Then, I started hearing others sighing too.
The more I hear it, the more I think of how beautiful it is that this is the expression we make when we come before Jesus, truly present in the Eucharist. It points to the truth that we are tired and the Giver of Life is before us, wanting to take our heavy burdens, and so we feel at peace. We are able to relax in the gaze of Christ.
Well, our expression may be pointing to an even deeper reality that we might not be aware of!
The other day, some of my sisters and I had to watch Bishop Barron’s series The Mystery of God: Who God Is and Why He Matters for our Trinity class. In Bishop Barron’s explanation of the Trinity, he makes reference to the look that the Father and Son give to each other. The sigh of perfect love resulting from that gaze is the Holy Spirit. Then, as I was reading Bishop Barron’s Letter to a Suffering Church (if you can’t tell, yes, I love Bishop Barron), he once again mentions the ‘holy breath.’
“From all eternity, the Father speaks the Son, who is a perfect image of the Father; the Son and the Father look at one another and they fall in love. The love that they breathe back and forth is the Spiritus Sanctus, literally “the holy breath.” Therefore, as G.K. Chesterton observed, the Trinitarian doctrine is simply a technically precise way of saying that God is love.” – p.77
Can it be that this expression we give unintentionally when sitting before the Trinity, is a reflection of the love within the Trinity? Can it then be a reminder to us of the love with which the Trinity bestows upon us and calls us into? Can it also be an irruption of the Trinity in us, who are temples of the Holy Spirit, fulfilling our desire for the life of the Trinity to take hold of us? Can every time we sigh before the Trinity be a way of entering into the divine mysteries, contemplating our One God in three persons who is love, and calling upon the Holy Spirit to unite us in Love?

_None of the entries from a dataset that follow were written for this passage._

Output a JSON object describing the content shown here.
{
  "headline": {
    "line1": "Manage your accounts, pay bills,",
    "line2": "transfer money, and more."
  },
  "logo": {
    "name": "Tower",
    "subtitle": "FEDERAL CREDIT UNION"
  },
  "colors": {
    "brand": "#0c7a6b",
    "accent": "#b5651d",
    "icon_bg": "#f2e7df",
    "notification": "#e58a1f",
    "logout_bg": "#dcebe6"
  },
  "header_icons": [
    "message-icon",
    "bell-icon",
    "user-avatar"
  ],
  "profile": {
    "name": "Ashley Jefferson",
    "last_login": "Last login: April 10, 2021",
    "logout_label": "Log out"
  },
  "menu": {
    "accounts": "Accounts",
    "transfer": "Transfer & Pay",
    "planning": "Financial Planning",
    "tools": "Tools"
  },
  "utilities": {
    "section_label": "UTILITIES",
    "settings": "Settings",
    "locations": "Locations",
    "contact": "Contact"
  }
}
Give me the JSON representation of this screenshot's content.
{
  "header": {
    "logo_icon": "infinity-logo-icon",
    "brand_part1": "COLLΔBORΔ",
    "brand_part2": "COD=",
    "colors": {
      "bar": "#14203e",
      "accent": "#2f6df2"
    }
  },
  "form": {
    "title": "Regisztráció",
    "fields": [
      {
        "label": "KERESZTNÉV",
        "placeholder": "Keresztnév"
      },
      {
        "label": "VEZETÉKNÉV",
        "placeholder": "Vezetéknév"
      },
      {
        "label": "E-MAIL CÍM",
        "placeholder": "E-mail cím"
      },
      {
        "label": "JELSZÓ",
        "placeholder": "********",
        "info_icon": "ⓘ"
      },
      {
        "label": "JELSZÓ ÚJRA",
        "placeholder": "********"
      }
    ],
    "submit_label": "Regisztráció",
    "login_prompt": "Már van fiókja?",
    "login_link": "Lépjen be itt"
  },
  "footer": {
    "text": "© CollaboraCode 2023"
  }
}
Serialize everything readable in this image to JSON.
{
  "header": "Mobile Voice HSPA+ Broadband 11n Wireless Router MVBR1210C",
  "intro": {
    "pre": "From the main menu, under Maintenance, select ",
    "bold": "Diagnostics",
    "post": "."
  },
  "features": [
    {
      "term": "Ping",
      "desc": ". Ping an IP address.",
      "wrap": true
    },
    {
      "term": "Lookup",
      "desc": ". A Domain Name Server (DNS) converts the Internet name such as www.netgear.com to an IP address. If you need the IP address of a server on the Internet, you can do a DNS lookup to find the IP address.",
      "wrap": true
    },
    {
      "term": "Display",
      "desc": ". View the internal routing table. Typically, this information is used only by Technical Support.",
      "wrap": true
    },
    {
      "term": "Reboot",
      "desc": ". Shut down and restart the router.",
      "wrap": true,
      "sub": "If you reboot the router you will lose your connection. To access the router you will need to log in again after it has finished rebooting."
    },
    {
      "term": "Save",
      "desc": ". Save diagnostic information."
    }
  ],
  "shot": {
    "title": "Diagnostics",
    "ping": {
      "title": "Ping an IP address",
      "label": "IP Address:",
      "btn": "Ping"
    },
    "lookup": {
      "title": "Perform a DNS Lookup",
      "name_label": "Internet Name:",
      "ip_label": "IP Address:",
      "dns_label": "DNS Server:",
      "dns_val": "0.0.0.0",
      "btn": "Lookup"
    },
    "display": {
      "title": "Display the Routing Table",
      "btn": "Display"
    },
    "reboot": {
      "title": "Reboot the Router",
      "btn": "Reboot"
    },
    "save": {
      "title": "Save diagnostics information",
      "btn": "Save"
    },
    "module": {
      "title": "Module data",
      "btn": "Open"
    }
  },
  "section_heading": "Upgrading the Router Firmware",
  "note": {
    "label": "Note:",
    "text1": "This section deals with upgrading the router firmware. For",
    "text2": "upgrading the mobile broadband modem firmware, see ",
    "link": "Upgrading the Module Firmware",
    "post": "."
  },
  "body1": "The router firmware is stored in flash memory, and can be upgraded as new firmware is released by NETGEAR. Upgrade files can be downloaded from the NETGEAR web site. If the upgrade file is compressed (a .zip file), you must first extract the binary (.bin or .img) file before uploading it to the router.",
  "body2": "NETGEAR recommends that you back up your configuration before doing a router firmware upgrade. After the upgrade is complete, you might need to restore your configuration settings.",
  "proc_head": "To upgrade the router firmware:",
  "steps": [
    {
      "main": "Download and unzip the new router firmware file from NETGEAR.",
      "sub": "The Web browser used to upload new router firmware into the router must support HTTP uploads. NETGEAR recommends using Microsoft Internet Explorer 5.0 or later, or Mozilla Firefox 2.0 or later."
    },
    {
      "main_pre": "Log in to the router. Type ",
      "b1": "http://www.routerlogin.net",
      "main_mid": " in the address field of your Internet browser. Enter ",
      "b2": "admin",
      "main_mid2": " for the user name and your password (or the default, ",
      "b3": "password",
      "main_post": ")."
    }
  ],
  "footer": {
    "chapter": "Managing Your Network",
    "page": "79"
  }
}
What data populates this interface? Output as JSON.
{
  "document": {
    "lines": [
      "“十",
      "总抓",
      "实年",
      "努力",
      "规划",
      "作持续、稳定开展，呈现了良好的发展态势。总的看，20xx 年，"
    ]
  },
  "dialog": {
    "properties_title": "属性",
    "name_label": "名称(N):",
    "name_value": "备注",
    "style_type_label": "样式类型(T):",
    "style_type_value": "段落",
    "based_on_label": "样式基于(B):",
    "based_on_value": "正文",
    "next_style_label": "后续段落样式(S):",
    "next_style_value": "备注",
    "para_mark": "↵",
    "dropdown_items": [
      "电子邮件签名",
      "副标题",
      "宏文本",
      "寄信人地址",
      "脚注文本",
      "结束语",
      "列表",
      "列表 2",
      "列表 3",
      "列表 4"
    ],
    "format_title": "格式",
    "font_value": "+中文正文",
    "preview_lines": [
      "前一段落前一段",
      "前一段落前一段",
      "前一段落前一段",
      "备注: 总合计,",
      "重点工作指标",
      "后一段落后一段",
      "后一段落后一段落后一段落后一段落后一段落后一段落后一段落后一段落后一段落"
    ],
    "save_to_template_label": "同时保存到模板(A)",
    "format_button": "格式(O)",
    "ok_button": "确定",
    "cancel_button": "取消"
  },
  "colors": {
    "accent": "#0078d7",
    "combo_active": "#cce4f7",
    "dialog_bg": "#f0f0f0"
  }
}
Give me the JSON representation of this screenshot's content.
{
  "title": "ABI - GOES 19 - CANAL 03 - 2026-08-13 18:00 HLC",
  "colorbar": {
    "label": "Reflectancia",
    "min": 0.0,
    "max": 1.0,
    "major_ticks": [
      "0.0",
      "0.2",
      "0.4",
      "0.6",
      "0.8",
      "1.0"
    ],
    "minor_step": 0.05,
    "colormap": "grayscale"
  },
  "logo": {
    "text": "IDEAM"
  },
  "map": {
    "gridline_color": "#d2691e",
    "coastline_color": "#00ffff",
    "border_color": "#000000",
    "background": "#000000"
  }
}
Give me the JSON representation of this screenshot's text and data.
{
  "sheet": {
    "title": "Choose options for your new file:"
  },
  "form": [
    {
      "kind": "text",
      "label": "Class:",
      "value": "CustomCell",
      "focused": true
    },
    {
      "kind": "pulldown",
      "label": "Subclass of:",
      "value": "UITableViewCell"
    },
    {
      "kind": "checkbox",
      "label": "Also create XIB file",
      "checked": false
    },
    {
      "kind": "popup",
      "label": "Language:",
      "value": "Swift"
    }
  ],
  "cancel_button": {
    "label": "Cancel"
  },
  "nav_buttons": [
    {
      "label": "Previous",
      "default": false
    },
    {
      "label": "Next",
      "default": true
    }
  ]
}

I will be praying that every time you sigh before Jesus, it may be a window into the deeper sigh of love within the Trinity and the sigh that the Trinity takes when looking at you who are made in the image and likeness of God.
Sr. Tonia Borsellino